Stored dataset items
━━━━━━━━━━━━━━━━━━━━━━━━━━━━━━
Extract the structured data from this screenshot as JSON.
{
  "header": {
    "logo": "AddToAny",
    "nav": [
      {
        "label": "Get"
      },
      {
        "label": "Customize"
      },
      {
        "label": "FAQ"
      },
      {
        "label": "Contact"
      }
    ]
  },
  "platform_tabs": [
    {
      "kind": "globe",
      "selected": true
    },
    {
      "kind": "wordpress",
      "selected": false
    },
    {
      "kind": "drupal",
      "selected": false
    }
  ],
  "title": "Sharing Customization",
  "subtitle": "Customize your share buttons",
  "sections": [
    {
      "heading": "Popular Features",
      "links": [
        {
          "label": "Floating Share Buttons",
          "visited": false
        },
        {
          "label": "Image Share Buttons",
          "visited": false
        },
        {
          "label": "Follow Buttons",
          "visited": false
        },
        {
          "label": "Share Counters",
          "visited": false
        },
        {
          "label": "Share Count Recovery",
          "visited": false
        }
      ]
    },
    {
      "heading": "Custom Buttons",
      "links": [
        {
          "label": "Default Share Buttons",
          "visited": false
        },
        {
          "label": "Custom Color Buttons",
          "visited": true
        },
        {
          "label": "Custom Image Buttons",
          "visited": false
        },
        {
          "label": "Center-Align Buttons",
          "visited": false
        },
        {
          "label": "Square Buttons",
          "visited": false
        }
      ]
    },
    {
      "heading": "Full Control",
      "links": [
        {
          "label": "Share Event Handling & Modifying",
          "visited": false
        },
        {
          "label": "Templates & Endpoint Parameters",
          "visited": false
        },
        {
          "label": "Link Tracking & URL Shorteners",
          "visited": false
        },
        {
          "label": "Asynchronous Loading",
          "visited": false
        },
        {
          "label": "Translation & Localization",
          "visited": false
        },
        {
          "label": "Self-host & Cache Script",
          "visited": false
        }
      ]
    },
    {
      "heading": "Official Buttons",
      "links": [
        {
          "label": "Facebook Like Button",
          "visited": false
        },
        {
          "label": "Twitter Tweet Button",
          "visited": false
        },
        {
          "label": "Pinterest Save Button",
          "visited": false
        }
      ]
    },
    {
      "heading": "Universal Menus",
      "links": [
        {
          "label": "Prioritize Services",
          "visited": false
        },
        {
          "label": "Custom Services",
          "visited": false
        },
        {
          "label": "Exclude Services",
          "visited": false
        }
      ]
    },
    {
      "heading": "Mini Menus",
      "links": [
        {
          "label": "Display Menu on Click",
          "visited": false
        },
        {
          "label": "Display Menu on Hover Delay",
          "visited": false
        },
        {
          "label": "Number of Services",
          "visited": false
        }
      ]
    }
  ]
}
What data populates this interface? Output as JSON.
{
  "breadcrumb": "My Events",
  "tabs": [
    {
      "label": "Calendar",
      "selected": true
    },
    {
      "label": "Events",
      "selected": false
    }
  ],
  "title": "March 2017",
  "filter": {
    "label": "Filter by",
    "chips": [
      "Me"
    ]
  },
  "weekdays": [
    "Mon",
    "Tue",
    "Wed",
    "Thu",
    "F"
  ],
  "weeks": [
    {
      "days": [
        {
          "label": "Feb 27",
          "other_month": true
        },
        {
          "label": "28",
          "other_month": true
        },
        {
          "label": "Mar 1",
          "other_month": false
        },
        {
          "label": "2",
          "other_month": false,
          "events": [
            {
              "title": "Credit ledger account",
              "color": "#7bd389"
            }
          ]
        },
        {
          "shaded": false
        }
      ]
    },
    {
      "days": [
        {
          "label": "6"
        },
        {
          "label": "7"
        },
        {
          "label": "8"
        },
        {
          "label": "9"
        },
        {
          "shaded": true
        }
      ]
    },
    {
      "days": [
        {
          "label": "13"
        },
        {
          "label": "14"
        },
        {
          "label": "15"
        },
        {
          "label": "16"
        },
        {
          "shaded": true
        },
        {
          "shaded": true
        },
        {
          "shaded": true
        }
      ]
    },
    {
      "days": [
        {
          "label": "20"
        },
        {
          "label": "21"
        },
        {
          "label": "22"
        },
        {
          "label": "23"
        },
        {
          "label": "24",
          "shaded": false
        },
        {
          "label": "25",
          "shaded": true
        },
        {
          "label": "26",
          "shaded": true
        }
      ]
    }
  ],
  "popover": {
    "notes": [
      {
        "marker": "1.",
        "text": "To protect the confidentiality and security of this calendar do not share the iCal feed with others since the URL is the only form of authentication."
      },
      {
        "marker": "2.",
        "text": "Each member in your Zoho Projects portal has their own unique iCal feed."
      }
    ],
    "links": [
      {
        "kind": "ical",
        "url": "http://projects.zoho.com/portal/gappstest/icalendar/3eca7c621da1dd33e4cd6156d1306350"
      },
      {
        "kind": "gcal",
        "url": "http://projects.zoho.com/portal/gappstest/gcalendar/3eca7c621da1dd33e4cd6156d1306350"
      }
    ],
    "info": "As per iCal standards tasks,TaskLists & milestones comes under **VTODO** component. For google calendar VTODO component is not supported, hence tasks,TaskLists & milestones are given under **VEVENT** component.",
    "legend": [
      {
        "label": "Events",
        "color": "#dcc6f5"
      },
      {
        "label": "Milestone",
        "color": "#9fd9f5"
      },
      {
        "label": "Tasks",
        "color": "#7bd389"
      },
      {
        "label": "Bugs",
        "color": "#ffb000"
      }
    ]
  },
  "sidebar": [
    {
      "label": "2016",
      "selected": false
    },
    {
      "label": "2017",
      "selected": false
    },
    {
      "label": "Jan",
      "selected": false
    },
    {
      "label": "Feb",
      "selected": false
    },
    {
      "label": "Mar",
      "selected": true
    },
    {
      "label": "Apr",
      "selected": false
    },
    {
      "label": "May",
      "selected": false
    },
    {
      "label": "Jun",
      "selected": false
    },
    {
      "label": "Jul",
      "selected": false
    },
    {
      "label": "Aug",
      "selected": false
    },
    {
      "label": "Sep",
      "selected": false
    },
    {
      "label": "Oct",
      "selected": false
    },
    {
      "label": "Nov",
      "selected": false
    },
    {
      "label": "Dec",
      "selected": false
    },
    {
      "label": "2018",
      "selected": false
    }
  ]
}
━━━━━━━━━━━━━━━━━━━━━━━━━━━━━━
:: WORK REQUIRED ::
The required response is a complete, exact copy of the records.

:: PROBLEM SOLUTION ::
Extract the structured data from this screenshot as JSON.
{
  "header": {
    "logo": "AddToAny",
    "nav": [
      {
        "label": "Get"
      },
      {
        "label": "Customize"
      },
      {
        "label": "FAQ"
      },
      {
        "label": "Contact"
      }
    ]
  },
  "platform_tabs": [
    {
      "kind": "globe",
      "selected": true
    },
    {
      "kind": "wordpress",
      "selected": false
    },
    {
      "kind": "drupal",
      "selected": false
    }
  ],
  "title": "Sharing Customization",
  "subtitle": "Customize your share buttons",
  "sections": [
    {
      "heading": "Popular Features",
      "links": [
        {
          "label": "Floating Share Buttons",
          "visited": false
        },
        {
          "label": "Image Share Buttons",
          "visited": false
        },
        {
          "label": "Follow Buttons",
          "visited": false
        },
        {
          "label": "Share Counters",
          "visited": false
        },
        {
          "label": "Share Count Recovery",
          "visited": false
        }
      ]
    },
    {
      "heading": "Custom Buttons",
      "links": [
        {
          "label": "Default Share Buttons",
          "visited": false
        },
        {
          "label": "Custom Color Buttons",
          "visited": true
        },
        {
          "label": "Custom Image Buttons",
          "visited": false
        },
        {
          "label": "Center-Align Buttons",
          "visited": false
        },
        {
          "label": "Square Buttons",
          "visited": false
        }
      ]
    },
    {
      "heading": "Full Control",
      "links": [
        {
          "label": "Share Event Handling & Modifying",
          "visited": false
        },
        {
          "label": "Templates & Endpoint Parameters",
          "visited": false
        },
        {
          "label": "Link Tracking & URL Shorteners",
          "visited": false
        },
        {
          "label": "Asynchronous Loading",
          "visited": false
        },
        {
          "label": "Translation & Localization",
          "visited": false
        },
        {
          "label": "Self-host & Cache Script",
          "visited": false
        }
      ]
    },
    {
      "heading": "Official Buttons",
      "links": [
        {
          "label": "Facebook Like Button",
          "visited": false
        },
        {
          "label": "Twitter Tweet Button",
          "visited": false
        },
        {
          "label": "Pinterest Save Button",
          "visited": false
        }
      ]
    },
    {
      "heading": "Universal Menus",
      "links": [
        {
          "label": "Prioritize Services",
          "visited": false
        },
        {
          "label": "Custom Services",
          "visited": false
        },
        {
          "label": "Exclude Services",
          "visited": false
        }
      ]
    },
    {
      "heading": "Mini Menus",
      "links": [
        {
          "label": "Display Menu on Click",
          "visited": false
        },
        {
          "label": "Display Menu on Hover Delay",
          "visited": false
        },
        {
          "label": "Number of Services",
          "visited": false
        }
      ]
    }
  ]
}
What data populates this interface? Output as JSON.
{
  "breadcrumb": "My Events",
  "tabs": [
    {
      "label": "Calendar",
      "selected": true
    },
    {
      "label": "Events",
      "selected": false
    }
  ],
  "title": "March 2017",
  "filter": {
    "label": "Filter by",
    "chips": [
      "Me"
    ]
  },
  "weekdays": [
    "Mon",
    "Tue",
    "Wed",
    "Thu",
    "F"
  ],
  "weeks": [
    {
      "days": [
        {
          "label": "Feb 27",
          "other_month": true
        },
        {
          "label": "28",
          "other_month": true
        },
        {
          "label": "Mar 1",
          "other_month": false
        },
        {
          "label": "2",
          "other_month": false,
          "events": [
            {
              "title": "Credit ledger account",
              "color": "#7bd389"
            }
          ]
        },
        {
          "shaded": false
        }
      ]
    },
    {
      "days": [
        {
          "label": "6"
        },
        {
          "label": "7"
        },
        {
          "label": "8"
        },
        {
          "label": "9"
        },
        {
          "shaded": true
        }
      ]
    },
    {
      "days": [
        {
          "label": "13"
        },
        {
          "label": "14"
        },
        {
          "label": "15"
        },
        {
          "label": "16"
        },
        {
          "shaded": true
        },
        {
          "shaded": true
        },
        {
          "shaded": true
        }
      ]
    },
    {
      "days": [
        {
          "label": "20"
        },
        {
          "label": "21"
        },
        {
          "label": "22"
        },
        {
          "label": "23"
        },
        {
          "label": "24",
          "shaded": false
        },
        {
          "label": "25",
          "shaded": true
        },
        {
          "label": "26",
          "shaded": true
        }
      ]
    }
  ],
  "popover": {
    "notes": [
      {
        "marker": "1.",
        "text": "To protect the confidentiality and security of this calendar do not share the iCal feed with others since the URL is the only form of authentication."
      },
      {
        "marker": "2.",
        "text": "Each member in your Zoho Projects portal has their own unique iCal feed."
      }
    ],
    "links": [
      {
        "kind": "ical",
        "url": "http://projects.zoho.com/portal/gappstest/icalendar/3eca7c621da1dd33e4cd6156d1306350"
      },
      {
        "kind": "gcal",
        "url": "http://projects.zoho.com/portal/gappstest/gcalendar/3eca7c621da1dd33e4cd6156d1306350"
      }
    ],
    "info": "As per iCal standards tasks,TaskLists & milestones comes under **VTODO** component. For google calendar VTODO component is not supported, hence tasks,TaskLists & milestones are given under **VEVENT** component.",
    "legend": [
      {
        "label": "Events",
        "color": "#dcc6f5"
      },
      {
        "label": "Milestone",
        "color": "#9fd9f5"
      },
      {
        "label": "Tasks",
        "color": "#7bd389"
      },
      {
        "label": "Bugs",
        "color": "#ffb000"
      }
    ]
  },
  "sidebar": [
    {
      "label": "2016",
      "selected": false
    },
    {
      "label": "2017",
      "selected": false
    },
    {
      "label": "Jan",
      "selected": false
    },
    {
      "label": "Feb",
      "selected": false
    },
    {
      "label": "Mar",
      "selected": true
    },
    {
      "label": "Apr",
      "selected": false
    },
    {
      "label": "May",
      "selected": false
    },
    {
      "label": "Jun",
      "selected": false
    },
    {
      "label": "Jul",
      "selected": false
    },
    {
      "label": "Aug",
      "selected": false
    },
    {
      "label": "Sep",
      "selected": false
    },
    {
      "label": "Oct",
      "selected": false
    },
    {
      "label": "Nov",
      "selected": false
    },
    {
      "label": "Dec",
      "selected": false
    },
    {
      "label": "2018",
      "selected": false
    }
  ]
}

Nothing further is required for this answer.